I think the article highlights some very interesting aspects of online reputation systems, but I still have one question on my mind after reading this article. Nowadays, a lot of these online reputation systems are extended with visual text instead of just a scale rating. These text boxes mostly have much more details about the transaction experience with a specific seller and have therefore more value. I am wondering whether the findings of this article are also relevant in reputation systems with boxes of text, because these text-based reputation systems seemed to be more popular in the recent years. What do you think?

Sources:

Sarah C. Rice, (2012) Reputation and Uncertainty in Online Markets: An Experimental Study.
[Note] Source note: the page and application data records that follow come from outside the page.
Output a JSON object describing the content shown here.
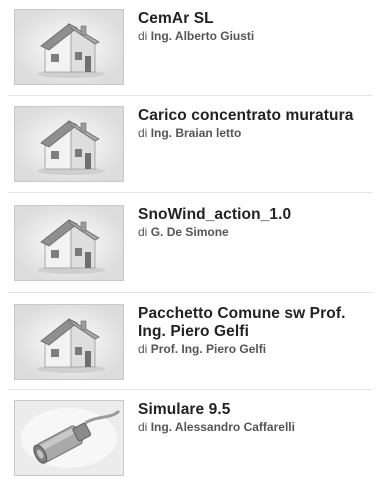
{
  "items": [
    {
      "title": "CemAr SL",
      "by": "di",
      "author": "Ing. Alberto Giusti",
      "icon": "house-icon"
    },
    {
      "title": "Carico concentrato muratura",
      "by": "di",
      "author": "Ing. Braian letto",
      "icon": "house-icon"
    },
    {
      "title": "SnoWind_action_1.0",
      "by": "di",
      "author": "G. De Simone",
      "icon": "house-icon"
    },
    {
      "title": "Pacchetto Comune sw Prof. Ing. Piero Gelfi",
      "by": "di",
      "author": "Prof. Ing. Piero Gelfi",
      "icon": "house-icon"
    },
    {
      "title": "Simulare 9.5",
      "by": "di",
      "author": "Ing. Alessandro Caffarelli",
      "icon": "sensor-probe-icon"
    }
  ]
}
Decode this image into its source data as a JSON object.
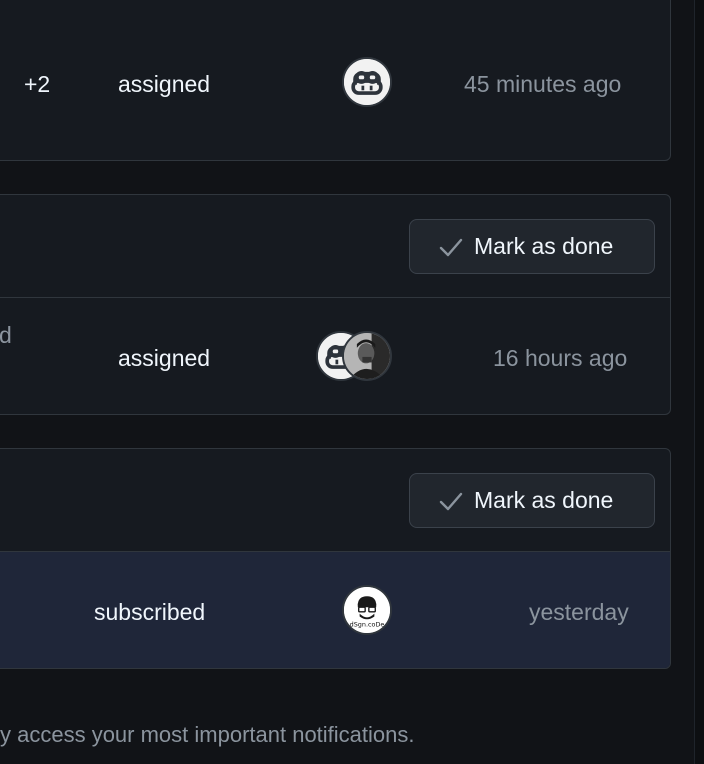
{
  "notifications": [
    {
      "count": "+2",
      "reason": "assigned",
      "time": "45 minutes ago",
      "avatars": [
        "copilot-avatar"
      ]
    },
    {
      "mark_done_label": "Mark as done",
      "title_fragment": "d",
      "reason": "assigned",
      "time": "16 hours ago",
      "avatars": [
        "copilot-avatar",
        "user-photo-avatar"
      ]
    },
    {
      "mark_done_label": "Mark as done",
      "reason": "subscribed",
      "time": "yesterday",
      "avatars": [
        "dsgn-code-avatar"
      ],
      "avatar_text": "dSgn.coDe"
    }
  ],
  "footer": {
    "text": "y access your most important notifications."
  },
  "colors": {
    "background": "#111317",
    "panel": "#161a20",
    "highlight_row": "#1f2639",
    "border": "#30363d",
    "muted_text": "#8b949e"
  }
}
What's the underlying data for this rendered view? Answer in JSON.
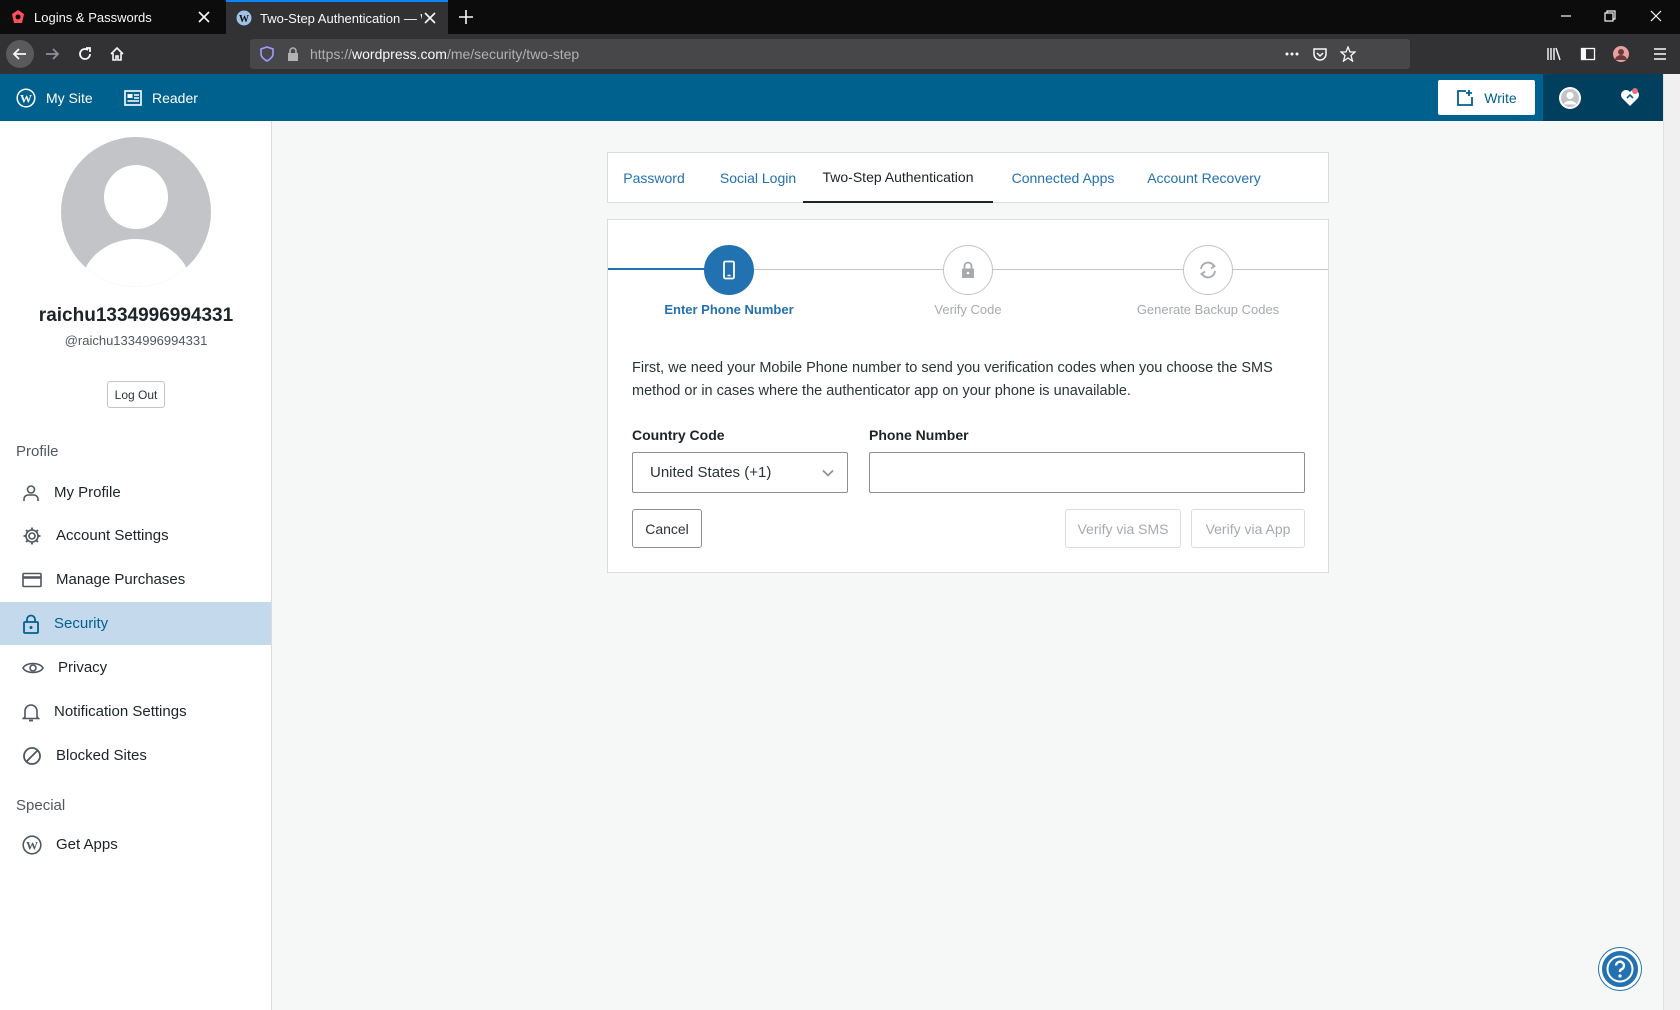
{
  "browser": {
    "tabs": [
      {
        "title": "Logins & Passwords",
        "active": false
      },
      {
        "title": "Two-Step Authentication — W",
        "active": true
      }
    ],
    "url_prefix": "https://",
    "url_domain": "wordpress.com",
    "url_path": "/me/security/two-step"
  },
  "masterbar": {
    "my_site": "My Site",
    "reader": "Reader",
    "write": "Write",
    "color": "#00618e"
  },
  "profile": {
    "username": "raichu1334996994331",
    "handle": "@raichu1334996994331",
    "logout": "Log Out"
  },
  "sidebar": {
    "profile_heading": "Profile",
    "items": [
      {
        "label": "My Profile",
        "icon": "person-icon"
      },
      {
        "label": "Account Settings",
        "icon": "gear-icon"
      },
      {
        "label": "Manage Purchases",
        "icon": "credit-card-icon"
      },
      {
        "label": "Security",
        "icon": "lock-icon",
        "active": true
      },
      {
        "label": "Privacy",
        "icon": "eye-icon"
      },
      {
        "label": "Notification Settings",
        "icon": "bell-icon"
      },
      {
        "label": "Blocked Sites",
        "icon": "block-icon"
      }
    ],
    "special_heading": "Special",
    "special_items": [
      {
        "label": "Get Apps",
        "icon": "wordpress-icon"
      }
    ]
  },
  "security_tabs": [
    {
      "label": "Password"
    },
    {
      "label": "Social Login"
    },
    {
      "label": "Two-Step Authentication",
      "active": true
    },
    {
      "label": "Connected Apps"
    },
    {
      "label": "Account Recovery"
    }
  ],
  "steps": [
    {
      "label": "Enter Phone Number",
      "icon": "phone-icon",
      "active": true
    },
    {
      "label": "Verify Code",
      "icon": "lock-icon"
    },
    {
      "label": "Generate Backup Codes",
      "icon": "refresh-icon"
    }
  ],
  "form": {
    "intro": "First, we need your Mobile Phone number to send you verification codes when you choose the SMS method or in cases where the authenticator app on your phone is unavailable.",
    "country_label": "Country Code",
    "country_value": "United States (+1)",
    "phone_label": "Phone Number",
    "phone_value": "",
    "cancel": "Cancel",
    "verify_sms": "Verify via SMS",
    "verify_app": "Verify via App"
  }
}
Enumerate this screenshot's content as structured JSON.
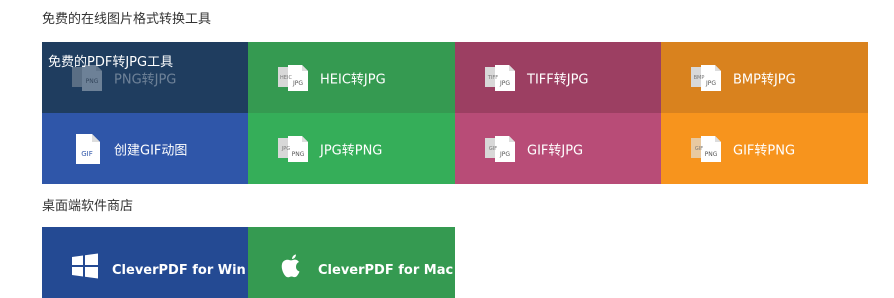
{
  "sections": {
    "converters_title": "免费的在线图片格式转换工具",
    "desktop_title": "桌面端软件商店"
  },
  "converter_tiles": [
    {
      "label": "PNG转JPG",
      "overlay": "免费的PDF转JPG工具",
      "color": "#1f3d5f",
      "icon": "png-file-icon",
      "badge": "PNG"
    },
    {
      "label": "HEIC转JPG",
      "color": "#359a51",
      "icon": "heic-file-icon",
      "badge": "HEIC"
    },
    {
      "label": "TIFF转JPG",
      "color": "#9c3f62",
      "icon": "tiff-file-icon",
      "badge": "TIFF"
    },
    {
      "label": "BMP转JPG",
      "color": "#d9821e",
      "icon": "bmp-file-icon",
      "badge": "BMP"
    },
    {
      "label": "创建GIF动图",
      "color": "#2f56a9",
      "icon": "gif-file-icon",
      "badge": "GIF"
    },
    {
      "label": "JPG转PNG",
      "color": "#35ae59",
      "icon": "jpg-file-icon",
      "badge": "JPG"
    },
    {
      "label": "GIF转JPG",
      "color": "#b84c77",
      "icon": "gif-file-icon",
      "badge": "GIF"
    },
    {
      "label": "GIF转PNG",
      "color": "#f7941d",
      "icon": "gif-file-icon",
      "badge": "GIF"
    }
  ],
  "desktop_tiles": [
    {
      "label": "CleverPDF for Win",
      "color": "#244a93",
      "icon": "windows-logo-icon"
    },
    {
      "label": "CleverPDF for Mac",
      "color": "#359a51",
      "icon": "apple-logo-icon"
    }
  ]
}
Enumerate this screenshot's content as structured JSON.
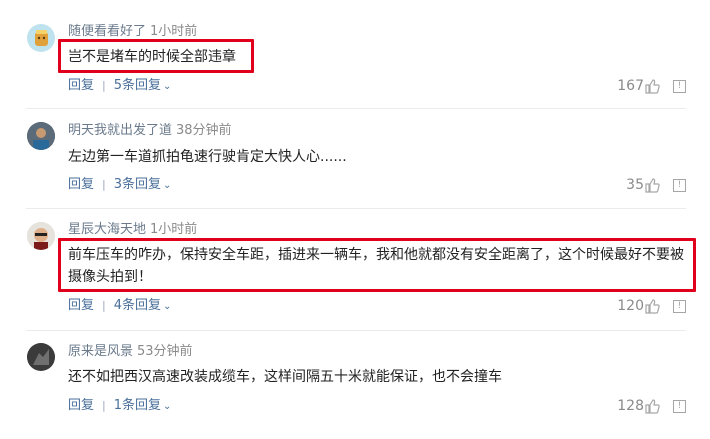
{
  "comments": [
    {
      "username": "随便看看好了",
      "time": "1小时前",
      "text": "岂不是堵车的时候全部违章",
      "reply_label": "回复",
      "replies_label": "5条回复",
      "likes": "167"
    },
    {
      "username": "明天我就出发了道",
      "time": "38分钟前",
      "text": "左边第一车道抓拍龟速行驶肯定大快人心......",
      "reply_label": "回复",
      "replies_label": "3条回复",
      "likes": "35"
    },
    {
      "username": "星辰大海天地",
      "time": "1小时前",
      "text": "前车压车的咋办，保持安全车距，插进来一辆车，我和他就都没有安全距离了，这个时候最好不要被摄像头拍到！",
      "reply_label": "回复",
      "replies_label": "4条回复",
      "likes": "120"
    },
    {
      "username": "原来是风景",
      "time": "53分钟前",
      "text": "还不如把西汉高速改装成缆车，这样间隔五十米就能保证，也不会撞车",
      "reply_label": "回复",
      "replies_label": "1条回复",
      "likes": "128"
    }
  ],
  "colors": {
    "highlight": "#e0001b",
    "link": "#4a6f9a",
    "username": "#6a7a8c"
  }
}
Information Systems Research. 23(2):436-452.

http://www.scambusters.org/topscams2013-14.html, retrieved 22 April, 2015

http://www.spamlaws.com/internet-fraud-stats.html, retrieved 22 April, 2015

Co-Creation with Food Allergies


Many people have developed an allergy for some certain food. It looks like some kind of trend nowadays; a lot of people are deleting some ingredients in their daily meals. Some people are just trying a new diet, hoping they will lose weight. But the amount of people who really have an allergy is high. It is very difficult for those people to control what they eat. When they cook themselves they can easily check all the ingredients. Therefore it is really difficult for them to eat in a restaurant, because they have no control. Those restaurants also want to satisfy their customers, they are also concerned with corporate social responsibility (CSR). There must become accessible information for the restaurant about how to respond on those particular customers. The main problem is the lack of information of the employees. Most of the time the employees do not know which ingredients are in the dishes. Sometimes, they do not want to admit this and as a result they do give a wrong advice. Second, the employees are somewhat uncertain about the ingredients, and they will ask the cook. They come back and look at least as uncertain as before, this affects the customer. The customer will become even more insecure, because no know really knows if it will cause damage, as it happens an allergic reaction.

Restaurants need to deal with this issue. This has influence on the entire business, the menu formulations, and the methods of obtaining ingredients, maintenance of the ingredients’ information, employee training, cooking and storage. It is about the whole design until the meal is places on the table. The process must become easier for the restaurant as well as for the customer. Therefore they need mobile devices, like an smartphone or an tablet. This can be installed as an app on the customers’ device or an mobile device owned by the restaurant. The customer can see which dishes are appropriate for him/her and the cook can see this easily. Even when there are some questions or uncertainties, the chef can quickly asks the customer to clarify. There is no need for an intervening employee, but when the app is explicit there is not even need for questions. The customer can also identify the amount of certain herbs and spices is allowed. The customer can give feedback and help develop the app. When a customer identifies the personal allergy, it can indicate what is related to this allergy. When there are more customers, it will become some sort of a database that is easy and quick to access for restaurant(s). This needs some extra money to invest in the mobile devices for the restaurants. But this will be paid back finally. Customers with allergies will be able to dine out in nice restaurants. They will not be alone but bring – most of the time – at least one person with them, therefore a double win-win for the restaurant!

Sources

  • Khosrow-Pour, M. (2014). Inventive Approaches for Technology Integration and Information Resources Management. IGI Global. 317-332
  • Robert J. Harrington , Michael C. Ottenbacher & Kelly A. Way (2013) QSR Choice: Key Restaurant Attributes and the Roles of Gender, Age and Dining Frequency, Journal of Quality Assurance in Hospitality & Tourism, 14:1, 81-100
  • http://www.foodallergy.org/facts-and-stats